**EXERCISE AIM:** Below are the records; count the lines that include the string "OrderMediator" and give only that number.

**TASK DATA:**

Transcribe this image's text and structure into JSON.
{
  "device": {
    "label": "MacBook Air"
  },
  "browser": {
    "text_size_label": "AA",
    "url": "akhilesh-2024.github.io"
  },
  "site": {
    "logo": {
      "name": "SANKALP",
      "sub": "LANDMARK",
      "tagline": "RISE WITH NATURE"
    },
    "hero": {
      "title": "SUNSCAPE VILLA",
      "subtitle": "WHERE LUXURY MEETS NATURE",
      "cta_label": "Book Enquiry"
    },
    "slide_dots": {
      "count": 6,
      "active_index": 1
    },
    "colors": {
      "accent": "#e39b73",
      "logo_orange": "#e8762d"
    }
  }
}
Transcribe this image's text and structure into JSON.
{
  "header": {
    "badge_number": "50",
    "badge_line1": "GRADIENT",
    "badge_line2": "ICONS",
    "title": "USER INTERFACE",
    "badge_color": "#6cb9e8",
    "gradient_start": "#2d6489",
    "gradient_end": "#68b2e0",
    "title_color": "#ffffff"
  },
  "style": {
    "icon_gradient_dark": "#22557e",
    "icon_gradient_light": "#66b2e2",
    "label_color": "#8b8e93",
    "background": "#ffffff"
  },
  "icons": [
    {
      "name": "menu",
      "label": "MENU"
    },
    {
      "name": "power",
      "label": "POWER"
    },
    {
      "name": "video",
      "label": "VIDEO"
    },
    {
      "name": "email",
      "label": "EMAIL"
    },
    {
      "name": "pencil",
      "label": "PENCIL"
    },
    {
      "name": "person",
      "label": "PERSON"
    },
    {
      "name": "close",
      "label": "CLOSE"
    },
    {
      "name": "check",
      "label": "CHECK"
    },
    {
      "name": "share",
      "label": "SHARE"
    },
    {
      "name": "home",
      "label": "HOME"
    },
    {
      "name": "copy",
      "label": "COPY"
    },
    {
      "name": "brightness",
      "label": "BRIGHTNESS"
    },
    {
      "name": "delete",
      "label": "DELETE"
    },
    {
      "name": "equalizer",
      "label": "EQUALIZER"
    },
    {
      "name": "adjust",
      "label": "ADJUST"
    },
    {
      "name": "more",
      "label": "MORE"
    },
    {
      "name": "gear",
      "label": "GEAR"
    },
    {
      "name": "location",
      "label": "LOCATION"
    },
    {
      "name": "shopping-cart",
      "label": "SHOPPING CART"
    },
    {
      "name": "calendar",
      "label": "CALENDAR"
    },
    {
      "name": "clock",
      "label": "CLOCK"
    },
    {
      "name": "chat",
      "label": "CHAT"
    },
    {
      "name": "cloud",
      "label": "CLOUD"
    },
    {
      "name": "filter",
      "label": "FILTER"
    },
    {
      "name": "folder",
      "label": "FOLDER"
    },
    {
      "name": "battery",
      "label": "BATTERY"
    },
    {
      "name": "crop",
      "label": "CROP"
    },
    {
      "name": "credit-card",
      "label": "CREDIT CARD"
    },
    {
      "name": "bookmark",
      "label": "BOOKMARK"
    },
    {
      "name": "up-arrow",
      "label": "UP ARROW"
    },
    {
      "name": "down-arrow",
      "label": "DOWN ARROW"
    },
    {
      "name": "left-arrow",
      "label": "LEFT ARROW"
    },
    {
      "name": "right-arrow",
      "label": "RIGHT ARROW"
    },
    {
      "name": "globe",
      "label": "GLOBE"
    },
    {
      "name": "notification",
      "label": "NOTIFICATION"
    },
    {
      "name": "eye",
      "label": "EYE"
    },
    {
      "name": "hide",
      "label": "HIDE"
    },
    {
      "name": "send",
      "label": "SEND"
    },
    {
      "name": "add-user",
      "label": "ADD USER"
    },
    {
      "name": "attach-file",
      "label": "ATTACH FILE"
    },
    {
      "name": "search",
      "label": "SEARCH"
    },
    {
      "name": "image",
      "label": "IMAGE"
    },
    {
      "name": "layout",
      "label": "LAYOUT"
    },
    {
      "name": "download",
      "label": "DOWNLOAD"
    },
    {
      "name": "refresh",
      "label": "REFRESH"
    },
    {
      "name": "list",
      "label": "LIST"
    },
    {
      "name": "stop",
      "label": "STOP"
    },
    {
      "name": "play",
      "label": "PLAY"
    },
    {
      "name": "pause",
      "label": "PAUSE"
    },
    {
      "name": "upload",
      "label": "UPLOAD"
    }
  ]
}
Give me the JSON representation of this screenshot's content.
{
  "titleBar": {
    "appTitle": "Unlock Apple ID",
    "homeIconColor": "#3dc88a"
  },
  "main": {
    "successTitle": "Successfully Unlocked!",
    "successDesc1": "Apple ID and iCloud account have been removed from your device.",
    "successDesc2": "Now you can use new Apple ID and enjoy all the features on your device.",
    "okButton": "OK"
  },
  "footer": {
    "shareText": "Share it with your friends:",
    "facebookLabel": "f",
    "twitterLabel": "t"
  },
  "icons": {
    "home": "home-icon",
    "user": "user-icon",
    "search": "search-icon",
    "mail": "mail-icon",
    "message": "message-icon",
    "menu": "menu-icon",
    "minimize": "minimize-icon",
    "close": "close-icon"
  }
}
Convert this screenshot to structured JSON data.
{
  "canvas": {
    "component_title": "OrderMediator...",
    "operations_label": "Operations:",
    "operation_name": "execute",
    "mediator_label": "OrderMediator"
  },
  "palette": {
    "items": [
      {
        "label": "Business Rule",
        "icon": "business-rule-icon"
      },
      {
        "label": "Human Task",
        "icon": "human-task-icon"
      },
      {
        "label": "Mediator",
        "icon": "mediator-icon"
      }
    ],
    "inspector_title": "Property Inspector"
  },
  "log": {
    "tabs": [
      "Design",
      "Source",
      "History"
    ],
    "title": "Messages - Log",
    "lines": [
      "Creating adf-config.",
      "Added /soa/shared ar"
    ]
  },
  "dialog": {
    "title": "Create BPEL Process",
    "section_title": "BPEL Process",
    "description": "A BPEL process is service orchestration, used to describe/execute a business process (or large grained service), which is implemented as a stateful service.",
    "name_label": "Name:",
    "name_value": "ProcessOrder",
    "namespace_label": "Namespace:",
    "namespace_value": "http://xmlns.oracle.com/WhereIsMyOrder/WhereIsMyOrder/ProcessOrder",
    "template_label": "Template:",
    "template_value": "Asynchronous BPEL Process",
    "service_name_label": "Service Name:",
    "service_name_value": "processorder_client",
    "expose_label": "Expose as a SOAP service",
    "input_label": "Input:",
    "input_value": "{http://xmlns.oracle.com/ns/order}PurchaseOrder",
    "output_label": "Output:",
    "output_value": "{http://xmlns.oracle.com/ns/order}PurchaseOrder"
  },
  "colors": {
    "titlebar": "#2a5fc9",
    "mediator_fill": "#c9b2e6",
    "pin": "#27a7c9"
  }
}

**EXERCISE ANSWER:** 2